The age of volcanic rocks and ash can be determined by measuring the proportions of argon (in the form of argon-40) and radioactive potassium within them.Each volcanic eruption produces a new deposit of ash and rock.The technique can, however, provide the relative ages of bones from the same site.Most fossils are found in sedimentary rocks deposited in layers.Knowing when a dinosaur or other animal lived is important because it helps us place them on the evolutionary family tree.Accurate dates also allow us to create sequences of evolutionary change and work out when species appeared or became extinct.
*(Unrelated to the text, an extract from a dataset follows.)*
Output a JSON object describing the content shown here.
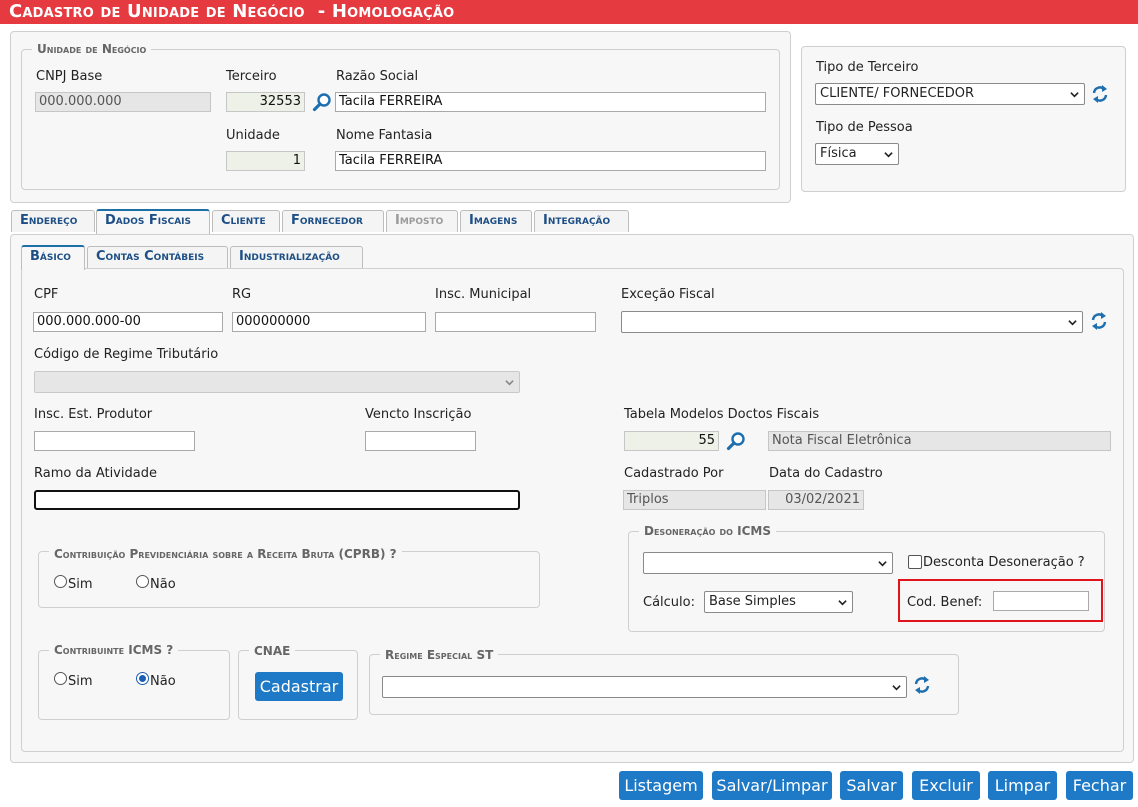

These are: Where possible, several different methods are used and each method is repeated to confirm the results obtained and improve accuracy.Argon is gas that gradually builds up within rocks from the decay of radioactive potassium.
During this process the pieces of the atom move apart at high speed, causing damage to the rock or mineral.
The level of nitrogen gradually reduces as the bone decays.
Absolute dating is not possible with this method because the rate at which the nitrogen content declines depends on the surrounding temperature, moisture, soil chemicals and bacteria.
Sedimentary rocks are rarely useful for dating because they are made up of bits of older rocks.
Uranium is present in many different rocks and minerals, usually in the form of uranium-238.